A proposal to rezone land for a planned multi-family housing project in the Mormon Mill area of Marble Falls received negative feedback from neighboring property owners during a public hearing Tuesday, April 6. The Marble Falls City Council decided to hold a second public hearing before making a final decision on whether to rezone part of the land to neighborhood commercial from general commercial and the rest to transitional residential from its current neighborhood residential status.
The unanimous decision allows time for city staff, developers, and neighborhood residents to discuss buffering solutions to provide more privacy between pre-existing properties and the proposed development of 48 townhomes, duplexes, and triplexes.
It also allows more voices to be heard. According to city ordinance, future action taken by the council must now receive a three-fourths majority vote because most of the initial feedback provided by neighboring property owners has been negative.
The development has been in the works for two years, according to Vincent Huebinger, owner of Vincent Gerard & Associates, the planning and development firm in charge of the project. The multi-family townhomes will have entry gates to reduce traffic within the development. Estimated selling prices for the units range from $225,000 to $270,000.
The townhomes would be built on lots 1 and 35-A, both located in Holly-Naumann Subdivision No. 3 on the zoning map. They cover a 14.88-acre, T-shaped portion of land. Lot 35-A is located between the east side of U.S. 281 and Whitman Branch Creek, while Lot 1 runs between residential properties along Ridge Point Drive and Falls Parkway, opening up to Mormon Mill Road.
“I think it needs more attention on design on the property before you vote on it,” said Ron Schwier, a Ridge Point Drive homeowner, during the meeting.
He and other neighboring property owners expressed various concerns during the April 6 meeting, including increased traffic, potential noise complaints, and the project’s proximity to nearby backyards.
Huebinger told the council that he and the other developers involved met with neighboring property owners several times in the past to discuss plans for the townhomes. Including Schwier, 35 property owners in the area were notified of the proposed rezoning and development prior to a Planning and Zoning Commission meeting March 4. Of the 11 responses received by the commission, nine expressed opposition to the project. Planning and Zoning voted to recommend the project to the City Council despite the opposition.
“It’s been a challenge, it really has,” Huebinger said. “I respect what (the residents) are asking for. We’ve done everything they’ve asked, and we’re just trying to solve a problem.”
Irene Tabor, who previously owned the portion of Lot 1 included in the project, expressed concerns that building multi-family homes could affect the value of the single-family residential property nearby. She owns a home on Mormon Mill Road.
In response, Councilor Dave Rhodes pointed out that the proposed project has allowed for community input, whereas leaving the zoning “as-is” would limit the amount of say both the council and residents have. Since it is zoned commercial, businesses could go in without having to come to the council for permission. Residents of the city’s historic district face a similar issue. A convenience store is planned for a piece of property between U.S. 281 and some of the city’s most stately homes.

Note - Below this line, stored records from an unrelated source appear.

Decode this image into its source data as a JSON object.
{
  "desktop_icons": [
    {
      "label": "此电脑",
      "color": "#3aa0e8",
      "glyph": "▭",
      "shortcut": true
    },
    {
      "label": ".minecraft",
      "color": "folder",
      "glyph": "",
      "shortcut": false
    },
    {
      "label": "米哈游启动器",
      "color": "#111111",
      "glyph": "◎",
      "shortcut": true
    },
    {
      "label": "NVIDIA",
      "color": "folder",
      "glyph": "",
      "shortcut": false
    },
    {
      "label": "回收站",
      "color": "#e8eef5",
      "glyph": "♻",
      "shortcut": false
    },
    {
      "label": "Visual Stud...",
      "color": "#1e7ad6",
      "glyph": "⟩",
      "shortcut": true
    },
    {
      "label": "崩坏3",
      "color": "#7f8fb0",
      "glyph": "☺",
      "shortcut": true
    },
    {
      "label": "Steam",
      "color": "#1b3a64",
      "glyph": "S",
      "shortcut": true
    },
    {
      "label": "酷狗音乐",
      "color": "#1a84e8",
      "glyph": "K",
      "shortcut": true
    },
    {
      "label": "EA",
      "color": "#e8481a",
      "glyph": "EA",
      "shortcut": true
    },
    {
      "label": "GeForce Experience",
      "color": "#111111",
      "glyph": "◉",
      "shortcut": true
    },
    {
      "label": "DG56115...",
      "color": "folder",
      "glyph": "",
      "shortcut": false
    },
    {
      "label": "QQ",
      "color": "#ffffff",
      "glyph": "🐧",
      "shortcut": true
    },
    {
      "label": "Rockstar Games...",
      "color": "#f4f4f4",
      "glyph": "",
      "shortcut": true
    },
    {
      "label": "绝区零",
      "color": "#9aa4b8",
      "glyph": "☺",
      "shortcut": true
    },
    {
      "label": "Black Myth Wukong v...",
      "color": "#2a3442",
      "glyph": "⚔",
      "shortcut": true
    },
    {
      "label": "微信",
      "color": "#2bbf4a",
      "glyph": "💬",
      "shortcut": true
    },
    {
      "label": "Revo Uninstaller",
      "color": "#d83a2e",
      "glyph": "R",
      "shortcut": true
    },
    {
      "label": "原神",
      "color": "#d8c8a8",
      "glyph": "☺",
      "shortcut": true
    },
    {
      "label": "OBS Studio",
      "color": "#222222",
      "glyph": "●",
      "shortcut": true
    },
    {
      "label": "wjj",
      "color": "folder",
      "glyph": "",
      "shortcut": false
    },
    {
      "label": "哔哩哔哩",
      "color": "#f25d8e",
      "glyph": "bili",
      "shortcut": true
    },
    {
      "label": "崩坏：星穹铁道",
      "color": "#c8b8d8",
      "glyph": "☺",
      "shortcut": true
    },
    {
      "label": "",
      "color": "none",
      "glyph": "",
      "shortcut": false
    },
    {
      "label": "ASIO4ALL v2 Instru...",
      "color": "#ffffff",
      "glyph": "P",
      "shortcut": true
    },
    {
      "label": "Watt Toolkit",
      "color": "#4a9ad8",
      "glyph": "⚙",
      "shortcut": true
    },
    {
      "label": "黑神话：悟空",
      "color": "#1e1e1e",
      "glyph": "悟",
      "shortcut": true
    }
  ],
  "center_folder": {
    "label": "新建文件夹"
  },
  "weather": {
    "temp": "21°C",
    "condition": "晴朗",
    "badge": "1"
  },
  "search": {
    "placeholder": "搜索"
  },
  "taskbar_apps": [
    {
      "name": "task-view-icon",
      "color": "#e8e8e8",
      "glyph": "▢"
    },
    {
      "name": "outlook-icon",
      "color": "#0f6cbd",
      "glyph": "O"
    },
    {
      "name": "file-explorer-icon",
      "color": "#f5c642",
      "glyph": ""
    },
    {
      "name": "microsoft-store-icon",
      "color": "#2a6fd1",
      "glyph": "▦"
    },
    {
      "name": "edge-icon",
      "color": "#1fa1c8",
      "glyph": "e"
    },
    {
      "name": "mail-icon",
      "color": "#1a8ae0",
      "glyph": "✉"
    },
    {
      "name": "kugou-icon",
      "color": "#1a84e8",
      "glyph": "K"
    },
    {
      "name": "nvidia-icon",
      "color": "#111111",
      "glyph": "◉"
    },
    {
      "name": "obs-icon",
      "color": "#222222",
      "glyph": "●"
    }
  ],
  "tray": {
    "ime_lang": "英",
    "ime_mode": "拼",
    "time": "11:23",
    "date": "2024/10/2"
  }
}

“It’s important to understand when you leave here what the alternative could be, and we would have no say in it,” Rhodes said. “It’s already been zoned that way; the use in general commercial has already been set.”